• **ACTION ITEM**
Only lines holding the word "time" are wanted from the records; copy all of them.

• **DATA TO USE**

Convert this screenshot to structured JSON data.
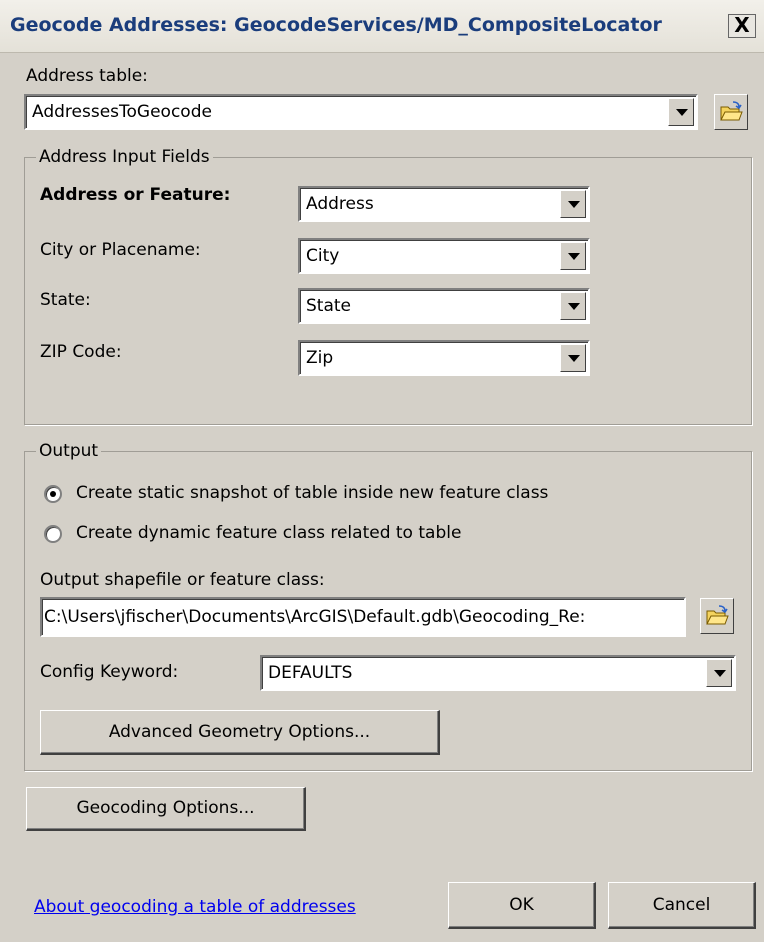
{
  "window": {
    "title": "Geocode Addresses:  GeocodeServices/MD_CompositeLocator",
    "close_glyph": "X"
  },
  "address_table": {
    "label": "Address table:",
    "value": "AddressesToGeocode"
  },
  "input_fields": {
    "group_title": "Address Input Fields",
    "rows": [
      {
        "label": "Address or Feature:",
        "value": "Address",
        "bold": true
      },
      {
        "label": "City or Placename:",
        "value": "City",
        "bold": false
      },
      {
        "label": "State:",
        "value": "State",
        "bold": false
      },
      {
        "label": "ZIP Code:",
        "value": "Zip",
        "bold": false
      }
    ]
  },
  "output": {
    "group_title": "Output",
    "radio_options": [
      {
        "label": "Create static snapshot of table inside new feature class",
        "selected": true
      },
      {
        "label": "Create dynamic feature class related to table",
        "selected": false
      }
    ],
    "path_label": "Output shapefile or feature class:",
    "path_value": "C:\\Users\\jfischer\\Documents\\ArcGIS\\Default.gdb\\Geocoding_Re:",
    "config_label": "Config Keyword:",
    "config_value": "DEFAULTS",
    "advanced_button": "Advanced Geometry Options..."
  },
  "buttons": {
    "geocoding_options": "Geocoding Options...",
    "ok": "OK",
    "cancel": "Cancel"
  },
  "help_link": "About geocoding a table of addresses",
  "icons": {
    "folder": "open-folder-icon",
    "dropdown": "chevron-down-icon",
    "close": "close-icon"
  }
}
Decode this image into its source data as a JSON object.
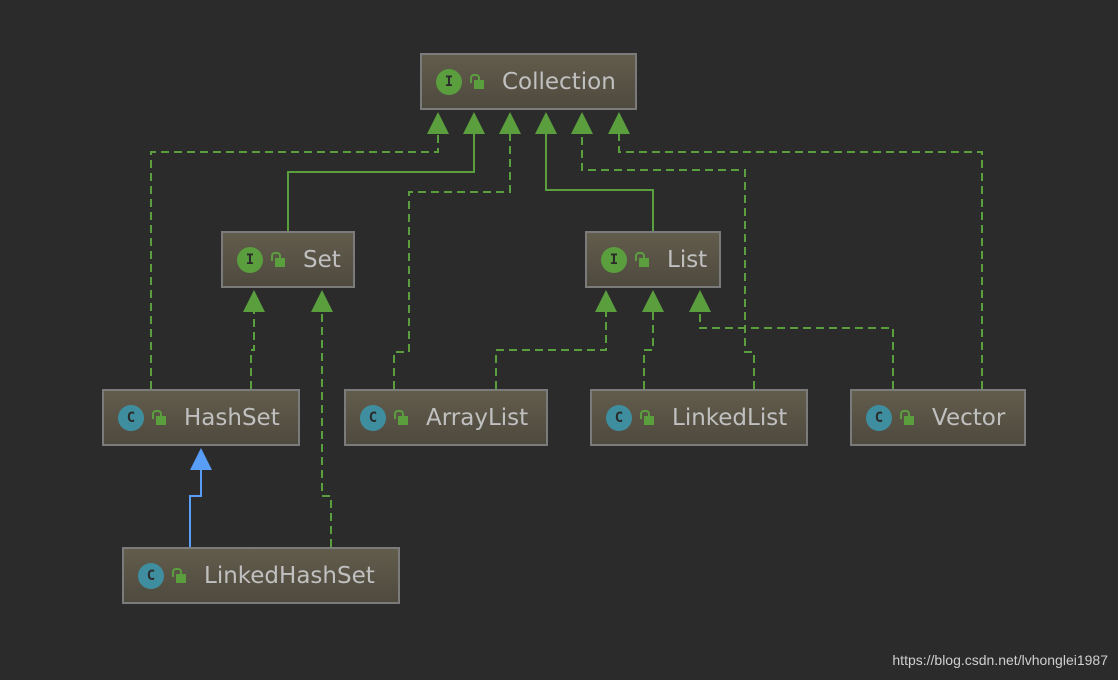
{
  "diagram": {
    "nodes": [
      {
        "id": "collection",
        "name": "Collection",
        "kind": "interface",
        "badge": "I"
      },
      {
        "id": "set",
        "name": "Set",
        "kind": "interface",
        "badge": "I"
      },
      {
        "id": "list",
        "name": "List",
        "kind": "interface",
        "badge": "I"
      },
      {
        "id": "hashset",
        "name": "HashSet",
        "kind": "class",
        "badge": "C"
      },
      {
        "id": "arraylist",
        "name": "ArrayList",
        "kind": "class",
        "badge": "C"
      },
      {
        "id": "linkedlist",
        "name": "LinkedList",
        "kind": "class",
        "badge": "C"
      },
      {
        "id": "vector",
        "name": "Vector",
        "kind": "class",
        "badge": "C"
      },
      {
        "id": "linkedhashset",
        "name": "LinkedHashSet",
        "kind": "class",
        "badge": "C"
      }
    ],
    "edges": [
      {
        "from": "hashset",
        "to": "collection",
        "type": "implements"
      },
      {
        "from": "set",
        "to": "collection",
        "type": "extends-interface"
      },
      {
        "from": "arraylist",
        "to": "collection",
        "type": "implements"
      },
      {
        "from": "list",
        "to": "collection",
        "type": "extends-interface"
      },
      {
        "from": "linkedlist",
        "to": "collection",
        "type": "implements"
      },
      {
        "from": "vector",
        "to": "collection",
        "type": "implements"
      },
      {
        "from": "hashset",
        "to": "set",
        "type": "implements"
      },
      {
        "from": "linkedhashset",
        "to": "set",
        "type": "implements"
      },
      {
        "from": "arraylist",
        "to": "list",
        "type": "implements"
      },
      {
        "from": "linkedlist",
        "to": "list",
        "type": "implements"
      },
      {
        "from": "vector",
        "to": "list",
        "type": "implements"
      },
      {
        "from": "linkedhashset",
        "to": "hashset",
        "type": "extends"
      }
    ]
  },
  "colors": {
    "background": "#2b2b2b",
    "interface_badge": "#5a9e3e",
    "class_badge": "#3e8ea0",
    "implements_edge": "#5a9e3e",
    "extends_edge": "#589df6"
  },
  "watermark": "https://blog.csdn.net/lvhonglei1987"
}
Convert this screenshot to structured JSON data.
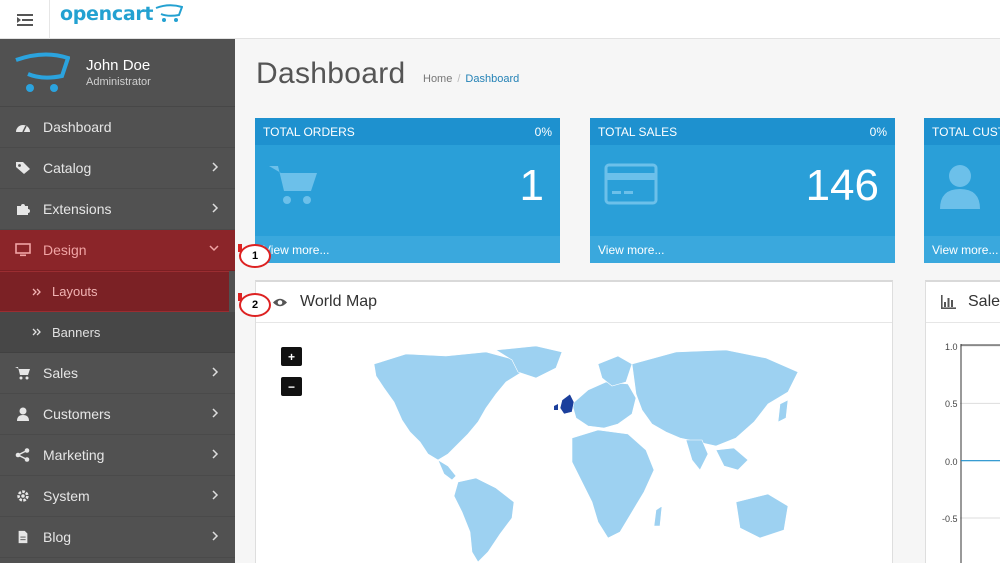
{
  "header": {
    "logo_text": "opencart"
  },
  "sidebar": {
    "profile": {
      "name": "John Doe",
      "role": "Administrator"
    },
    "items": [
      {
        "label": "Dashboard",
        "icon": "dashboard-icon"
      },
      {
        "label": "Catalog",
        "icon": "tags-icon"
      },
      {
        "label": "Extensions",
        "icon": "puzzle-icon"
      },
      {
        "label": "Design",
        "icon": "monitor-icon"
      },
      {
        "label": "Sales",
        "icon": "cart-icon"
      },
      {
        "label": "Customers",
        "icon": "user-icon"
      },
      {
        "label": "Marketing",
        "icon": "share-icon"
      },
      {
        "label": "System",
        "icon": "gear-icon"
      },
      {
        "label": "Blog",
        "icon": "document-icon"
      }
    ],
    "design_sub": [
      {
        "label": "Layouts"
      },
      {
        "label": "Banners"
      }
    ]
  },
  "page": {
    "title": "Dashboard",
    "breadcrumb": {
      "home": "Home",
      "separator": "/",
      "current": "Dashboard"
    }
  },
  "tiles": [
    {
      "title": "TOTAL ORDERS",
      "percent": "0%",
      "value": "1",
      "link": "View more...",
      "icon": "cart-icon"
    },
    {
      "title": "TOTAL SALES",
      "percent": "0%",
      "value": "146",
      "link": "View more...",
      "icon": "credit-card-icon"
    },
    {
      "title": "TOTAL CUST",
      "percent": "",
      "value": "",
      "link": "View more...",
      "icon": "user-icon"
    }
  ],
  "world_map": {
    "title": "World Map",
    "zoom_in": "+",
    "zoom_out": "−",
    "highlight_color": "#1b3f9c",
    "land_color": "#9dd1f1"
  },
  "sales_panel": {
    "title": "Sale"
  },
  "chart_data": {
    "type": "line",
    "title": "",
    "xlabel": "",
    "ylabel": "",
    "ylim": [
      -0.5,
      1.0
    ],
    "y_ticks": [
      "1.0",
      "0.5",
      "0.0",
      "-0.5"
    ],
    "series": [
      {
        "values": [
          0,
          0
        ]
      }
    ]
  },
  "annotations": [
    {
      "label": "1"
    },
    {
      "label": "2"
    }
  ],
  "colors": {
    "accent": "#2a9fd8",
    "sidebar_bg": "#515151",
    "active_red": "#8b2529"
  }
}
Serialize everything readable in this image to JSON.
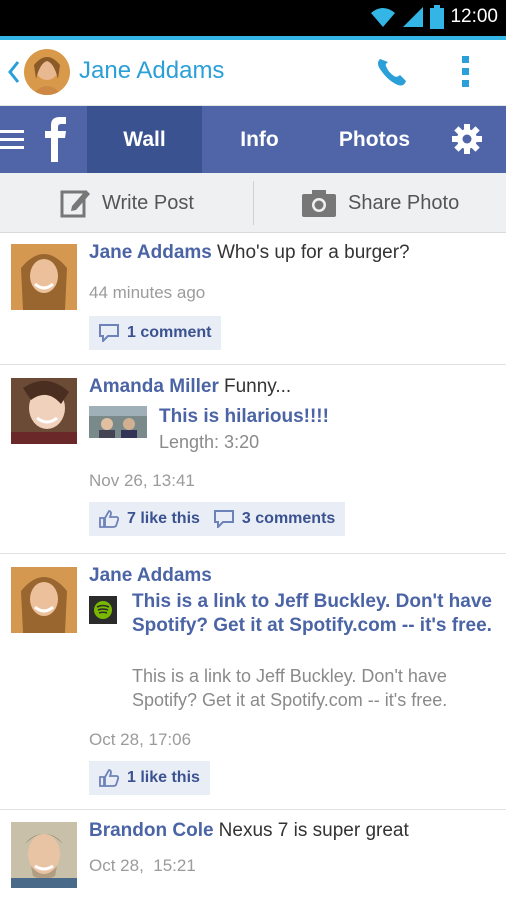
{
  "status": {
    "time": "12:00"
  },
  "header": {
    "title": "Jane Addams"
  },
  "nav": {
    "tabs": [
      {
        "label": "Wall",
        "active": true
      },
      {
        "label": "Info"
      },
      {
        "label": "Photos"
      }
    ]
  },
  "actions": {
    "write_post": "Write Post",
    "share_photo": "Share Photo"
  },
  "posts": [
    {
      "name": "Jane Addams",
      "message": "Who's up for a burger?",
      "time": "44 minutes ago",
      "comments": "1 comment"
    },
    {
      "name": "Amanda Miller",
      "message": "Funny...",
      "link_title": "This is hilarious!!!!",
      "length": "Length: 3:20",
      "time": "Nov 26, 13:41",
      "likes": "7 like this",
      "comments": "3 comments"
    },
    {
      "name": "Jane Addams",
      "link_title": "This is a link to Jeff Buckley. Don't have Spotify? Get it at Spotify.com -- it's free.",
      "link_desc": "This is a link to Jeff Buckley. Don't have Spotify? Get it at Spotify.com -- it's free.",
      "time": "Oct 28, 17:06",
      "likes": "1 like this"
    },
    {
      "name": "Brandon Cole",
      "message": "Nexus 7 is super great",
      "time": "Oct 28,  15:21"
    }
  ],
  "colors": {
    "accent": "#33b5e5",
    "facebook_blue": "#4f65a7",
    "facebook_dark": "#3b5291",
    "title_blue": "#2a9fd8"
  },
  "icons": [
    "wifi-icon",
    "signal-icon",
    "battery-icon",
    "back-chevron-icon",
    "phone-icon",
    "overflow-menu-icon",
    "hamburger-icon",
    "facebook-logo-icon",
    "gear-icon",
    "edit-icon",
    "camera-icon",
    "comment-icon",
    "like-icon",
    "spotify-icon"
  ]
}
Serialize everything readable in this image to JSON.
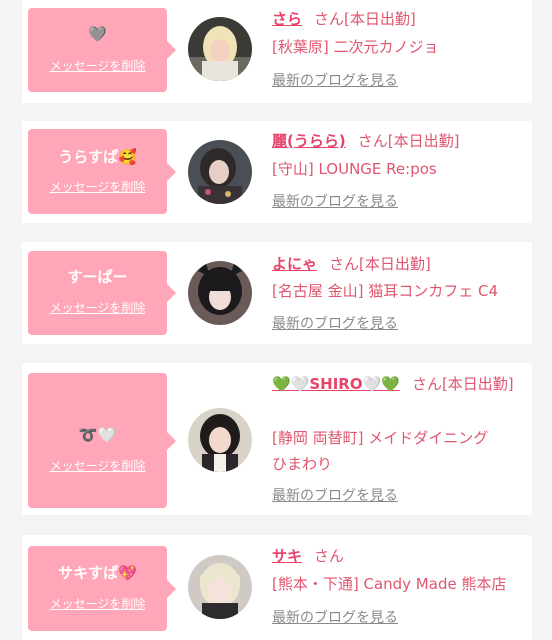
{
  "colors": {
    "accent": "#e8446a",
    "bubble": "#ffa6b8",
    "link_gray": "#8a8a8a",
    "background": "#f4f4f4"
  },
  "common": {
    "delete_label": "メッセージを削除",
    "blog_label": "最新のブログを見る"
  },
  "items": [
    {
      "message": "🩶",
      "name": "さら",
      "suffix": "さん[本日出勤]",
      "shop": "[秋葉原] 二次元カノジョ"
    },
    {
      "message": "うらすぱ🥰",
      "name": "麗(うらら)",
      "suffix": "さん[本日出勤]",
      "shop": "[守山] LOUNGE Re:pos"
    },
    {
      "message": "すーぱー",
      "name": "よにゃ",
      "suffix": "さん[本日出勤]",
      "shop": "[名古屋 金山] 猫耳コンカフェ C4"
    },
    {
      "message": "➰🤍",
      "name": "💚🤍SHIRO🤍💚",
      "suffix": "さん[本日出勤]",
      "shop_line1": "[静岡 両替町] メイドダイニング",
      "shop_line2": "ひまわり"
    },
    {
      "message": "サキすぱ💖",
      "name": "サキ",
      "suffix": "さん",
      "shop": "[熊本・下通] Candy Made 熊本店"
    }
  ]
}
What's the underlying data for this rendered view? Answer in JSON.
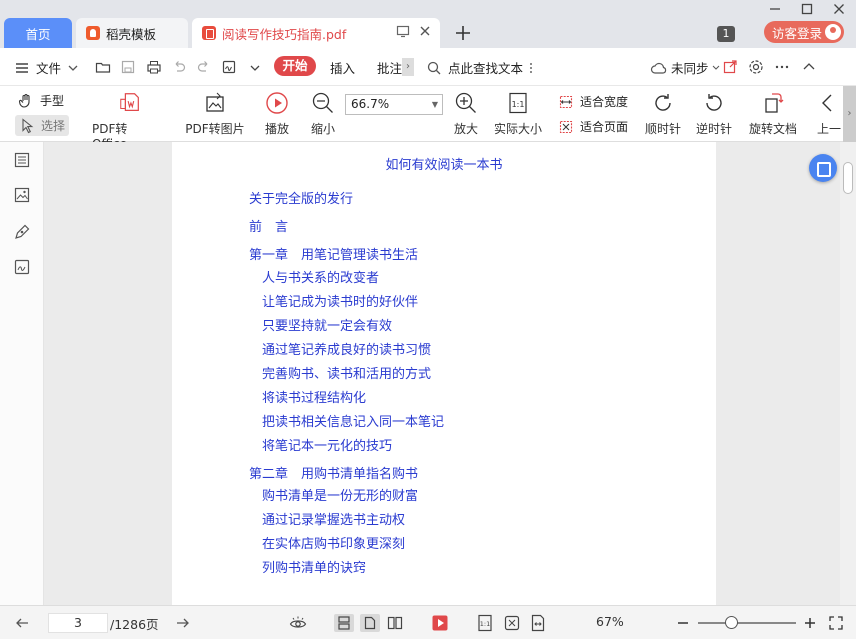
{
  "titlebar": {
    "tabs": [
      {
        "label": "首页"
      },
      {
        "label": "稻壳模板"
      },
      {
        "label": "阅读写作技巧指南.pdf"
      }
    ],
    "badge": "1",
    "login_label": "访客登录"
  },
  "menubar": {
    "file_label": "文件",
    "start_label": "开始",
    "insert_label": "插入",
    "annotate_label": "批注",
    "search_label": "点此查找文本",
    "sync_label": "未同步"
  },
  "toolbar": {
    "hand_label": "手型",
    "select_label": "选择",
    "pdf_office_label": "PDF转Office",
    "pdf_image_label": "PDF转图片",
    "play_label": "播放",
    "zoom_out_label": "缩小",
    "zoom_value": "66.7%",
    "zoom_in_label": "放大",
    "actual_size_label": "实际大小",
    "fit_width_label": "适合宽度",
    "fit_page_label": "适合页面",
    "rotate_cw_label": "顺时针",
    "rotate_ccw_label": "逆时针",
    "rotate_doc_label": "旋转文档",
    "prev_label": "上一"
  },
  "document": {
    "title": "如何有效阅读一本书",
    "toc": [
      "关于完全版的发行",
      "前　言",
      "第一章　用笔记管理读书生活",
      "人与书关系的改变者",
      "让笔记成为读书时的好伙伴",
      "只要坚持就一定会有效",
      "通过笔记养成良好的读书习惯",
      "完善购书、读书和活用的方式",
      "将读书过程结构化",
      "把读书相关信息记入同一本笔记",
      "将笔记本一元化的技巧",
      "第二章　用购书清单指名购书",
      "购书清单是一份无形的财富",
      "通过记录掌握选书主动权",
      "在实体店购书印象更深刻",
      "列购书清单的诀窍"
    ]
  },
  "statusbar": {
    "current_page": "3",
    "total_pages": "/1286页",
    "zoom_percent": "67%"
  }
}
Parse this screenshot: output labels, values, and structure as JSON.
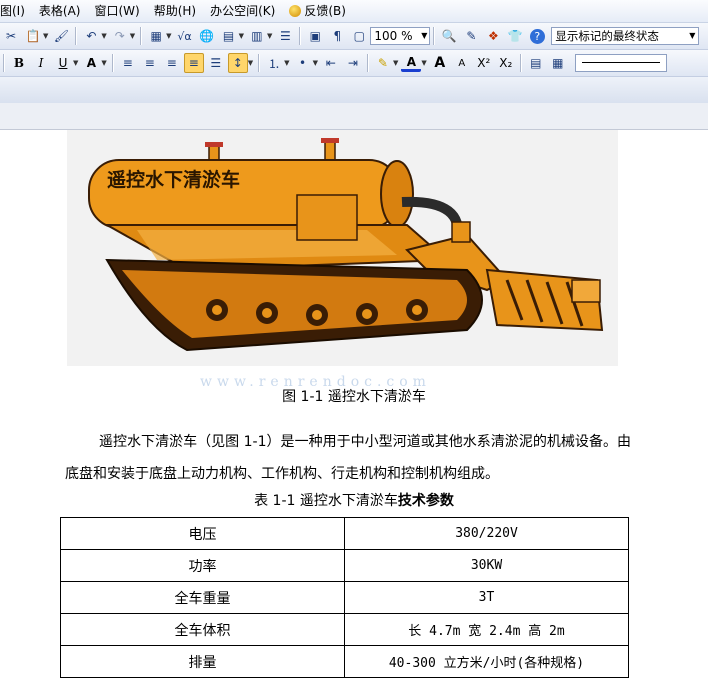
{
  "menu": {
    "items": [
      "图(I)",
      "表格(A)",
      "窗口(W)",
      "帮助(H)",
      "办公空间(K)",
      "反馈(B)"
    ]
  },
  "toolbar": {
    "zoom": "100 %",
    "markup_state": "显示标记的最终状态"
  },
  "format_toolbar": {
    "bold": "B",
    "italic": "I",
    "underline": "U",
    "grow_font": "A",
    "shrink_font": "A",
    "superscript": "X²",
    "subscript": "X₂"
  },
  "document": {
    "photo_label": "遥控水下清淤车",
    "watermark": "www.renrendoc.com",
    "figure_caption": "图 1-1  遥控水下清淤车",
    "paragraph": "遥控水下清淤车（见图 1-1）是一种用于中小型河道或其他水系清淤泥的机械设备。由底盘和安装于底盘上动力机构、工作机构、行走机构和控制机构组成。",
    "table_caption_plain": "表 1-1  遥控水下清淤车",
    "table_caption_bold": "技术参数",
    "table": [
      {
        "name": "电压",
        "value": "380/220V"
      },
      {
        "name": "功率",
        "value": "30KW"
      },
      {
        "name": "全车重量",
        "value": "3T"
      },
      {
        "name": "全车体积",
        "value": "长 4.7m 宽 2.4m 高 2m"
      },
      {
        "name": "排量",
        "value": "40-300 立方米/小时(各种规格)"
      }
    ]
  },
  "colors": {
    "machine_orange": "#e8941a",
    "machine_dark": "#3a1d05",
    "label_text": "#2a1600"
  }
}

• **PROBLEM SOLUTION**
    "time": "12:00"
      "time": "44 minutes ago",
      "time": "Nov 26, 13:41",
      "time": "Oct 28, 17:06",
      "time": "Oct 28,  15:21"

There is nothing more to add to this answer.